Today, Hamilton, aged 60, denied murder but admitted manslaughter on the grounds of diminished responsibility. The pleas were accepted by the prosecution and Hamilton was detained under the Mental Health Act without limit of time. Huw Rees, prosecuting, told Swansea crown court how Hamilton and Miss Durrant, aged 65, lived together at several locations in Wales before settling down in a house in High Street, Llandysul. In 2002 he had received treatment for a mental illness, and responded well. But he had stopped taking medication and had lost contact with the mental health services.
Late on March 2 this year neighbours noticed at a window Miss Durrant, a seamstress, working at her sewing machine making a red dress. It appeared, said Mr Rees, she was killed very shortly afterwards. The following morning Hamilton dialled 999 and Pc Rhys James arrived to find him sitting on the stairs covered in blood. He went into the kitchen to find “a scene like something out of a horror film.” Miss Durrant was already dead, having suffered “catastrophic” injuries to her neck. She had also suffered at least eight defence wounds across her arms as she had tried to protect herself.
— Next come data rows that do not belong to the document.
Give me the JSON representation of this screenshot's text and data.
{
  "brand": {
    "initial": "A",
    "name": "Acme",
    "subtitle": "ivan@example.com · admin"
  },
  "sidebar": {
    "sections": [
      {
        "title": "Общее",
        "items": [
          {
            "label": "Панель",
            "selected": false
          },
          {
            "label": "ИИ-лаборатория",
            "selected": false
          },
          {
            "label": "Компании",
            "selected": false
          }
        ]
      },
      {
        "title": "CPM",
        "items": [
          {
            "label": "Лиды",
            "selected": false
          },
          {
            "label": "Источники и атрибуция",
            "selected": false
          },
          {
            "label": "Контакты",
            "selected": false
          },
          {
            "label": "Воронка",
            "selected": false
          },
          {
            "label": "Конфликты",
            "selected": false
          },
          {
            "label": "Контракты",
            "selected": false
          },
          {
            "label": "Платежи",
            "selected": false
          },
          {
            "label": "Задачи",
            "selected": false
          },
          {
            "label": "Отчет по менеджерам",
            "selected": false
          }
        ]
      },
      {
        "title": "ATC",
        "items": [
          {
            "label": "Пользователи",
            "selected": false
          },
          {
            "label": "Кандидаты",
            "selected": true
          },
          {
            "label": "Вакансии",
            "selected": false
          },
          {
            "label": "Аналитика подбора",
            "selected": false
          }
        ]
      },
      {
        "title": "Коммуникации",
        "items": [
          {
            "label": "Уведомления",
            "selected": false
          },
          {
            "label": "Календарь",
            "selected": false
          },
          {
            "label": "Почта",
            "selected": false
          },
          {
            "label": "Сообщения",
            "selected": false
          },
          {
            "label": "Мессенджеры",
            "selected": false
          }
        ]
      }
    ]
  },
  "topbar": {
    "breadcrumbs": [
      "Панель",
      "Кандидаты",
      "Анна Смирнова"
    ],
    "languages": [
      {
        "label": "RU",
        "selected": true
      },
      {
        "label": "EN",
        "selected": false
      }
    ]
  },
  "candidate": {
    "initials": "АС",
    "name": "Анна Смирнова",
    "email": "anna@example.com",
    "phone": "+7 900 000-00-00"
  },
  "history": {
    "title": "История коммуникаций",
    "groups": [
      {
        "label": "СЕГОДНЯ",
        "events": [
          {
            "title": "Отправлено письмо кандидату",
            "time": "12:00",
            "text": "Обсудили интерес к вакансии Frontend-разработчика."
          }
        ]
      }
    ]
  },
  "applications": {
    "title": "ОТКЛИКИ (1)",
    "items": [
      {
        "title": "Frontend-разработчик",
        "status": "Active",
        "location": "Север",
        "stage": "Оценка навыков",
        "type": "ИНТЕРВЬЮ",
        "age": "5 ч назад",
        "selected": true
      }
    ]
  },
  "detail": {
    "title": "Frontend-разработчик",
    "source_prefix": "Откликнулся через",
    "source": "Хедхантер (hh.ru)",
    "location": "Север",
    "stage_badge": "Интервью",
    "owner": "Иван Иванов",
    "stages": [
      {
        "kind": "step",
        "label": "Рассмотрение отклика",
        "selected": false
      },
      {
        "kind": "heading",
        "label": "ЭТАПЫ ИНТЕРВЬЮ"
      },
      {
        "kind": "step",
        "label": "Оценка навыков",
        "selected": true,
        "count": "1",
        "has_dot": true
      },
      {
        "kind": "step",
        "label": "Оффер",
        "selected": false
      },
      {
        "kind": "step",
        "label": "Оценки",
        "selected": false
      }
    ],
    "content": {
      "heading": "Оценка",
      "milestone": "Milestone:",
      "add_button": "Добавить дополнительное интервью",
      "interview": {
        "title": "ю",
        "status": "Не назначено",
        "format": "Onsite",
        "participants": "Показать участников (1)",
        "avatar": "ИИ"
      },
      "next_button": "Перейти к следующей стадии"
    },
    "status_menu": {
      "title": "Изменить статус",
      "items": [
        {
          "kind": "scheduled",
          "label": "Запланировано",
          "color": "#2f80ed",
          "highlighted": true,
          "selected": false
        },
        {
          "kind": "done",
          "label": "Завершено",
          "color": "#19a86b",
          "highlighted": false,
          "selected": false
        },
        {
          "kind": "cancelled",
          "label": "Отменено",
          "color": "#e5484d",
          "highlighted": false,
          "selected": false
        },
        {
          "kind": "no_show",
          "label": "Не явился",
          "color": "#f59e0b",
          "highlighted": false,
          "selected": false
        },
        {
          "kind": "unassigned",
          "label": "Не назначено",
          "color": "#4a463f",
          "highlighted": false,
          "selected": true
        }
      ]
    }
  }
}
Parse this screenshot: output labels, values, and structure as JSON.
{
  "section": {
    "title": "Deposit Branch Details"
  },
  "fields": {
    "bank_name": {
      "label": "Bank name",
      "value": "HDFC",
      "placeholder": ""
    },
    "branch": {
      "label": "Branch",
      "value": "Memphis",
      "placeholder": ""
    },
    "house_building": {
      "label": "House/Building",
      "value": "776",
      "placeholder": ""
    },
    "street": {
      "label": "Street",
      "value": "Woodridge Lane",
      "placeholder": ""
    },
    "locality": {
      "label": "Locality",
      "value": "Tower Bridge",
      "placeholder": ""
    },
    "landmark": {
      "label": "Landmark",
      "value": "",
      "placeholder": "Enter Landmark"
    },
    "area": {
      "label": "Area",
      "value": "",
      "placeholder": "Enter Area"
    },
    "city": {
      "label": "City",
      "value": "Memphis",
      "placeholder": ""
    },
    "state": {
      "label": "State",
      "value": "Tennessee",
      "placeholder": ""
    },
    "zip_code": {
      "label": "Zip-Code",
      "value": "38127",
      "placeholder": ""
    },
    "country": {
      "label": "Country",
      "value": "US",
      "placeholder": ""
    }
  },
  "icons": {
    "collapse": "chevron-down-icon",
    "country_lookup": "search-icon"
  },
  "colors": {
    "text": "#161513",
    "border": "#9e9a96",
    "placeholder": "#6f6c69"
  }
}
Hamilton later told police he had approached Miss Durrant from behind as she sat on a chair in the kitchen and cut her throat. He said he believed demons were about to go on a killing spree. After the killing he stabbed himself in the neck and stomach, and lay down next to Miss Durrant. He thought he was going to die but he awoke a short time later. He said he spent the rest of the night “wandering about wondering what to do” before dialling 999. Mr Rees said although Hamilton did not have any previous convictions for violence police discovered a conversation between the couple had been video taped.
In it, Miss Durrant accused Hamilton of breaking her arm while he blamed her for the injury because she struggled too hard to get out of his grip. Mr Rees said Miss Durrant had been unhappy living in Llandysul and had wanted to move to Pembrokeshire. Dr Roger Thomas, a psychiatrist, told the court he had “absolutely no doubt” that Hamilton suffered from paranoid schizophrenia, but since his arrest and subsequent treatment he had shown significant recovery. Hamilton’s barrister, Geraint Walters, said the killing of Miss Durrant had been “a tragedy that noone saw coming.”
Judge Keith Thomas said Hamilton was the only person who could say what had happened that night. He said Hamilton had thought of leaving the property to escape the demons but that would have “left her unprotected and the entities would have got her and a fate worse than death.” Hamilton, who sat in the dock surrounded by four mental health workers as well as dock officers, was told he would be detained at the Caswell Clinic, near Bridgend, until the Secretary of State for Justice deemed it was safe to release him.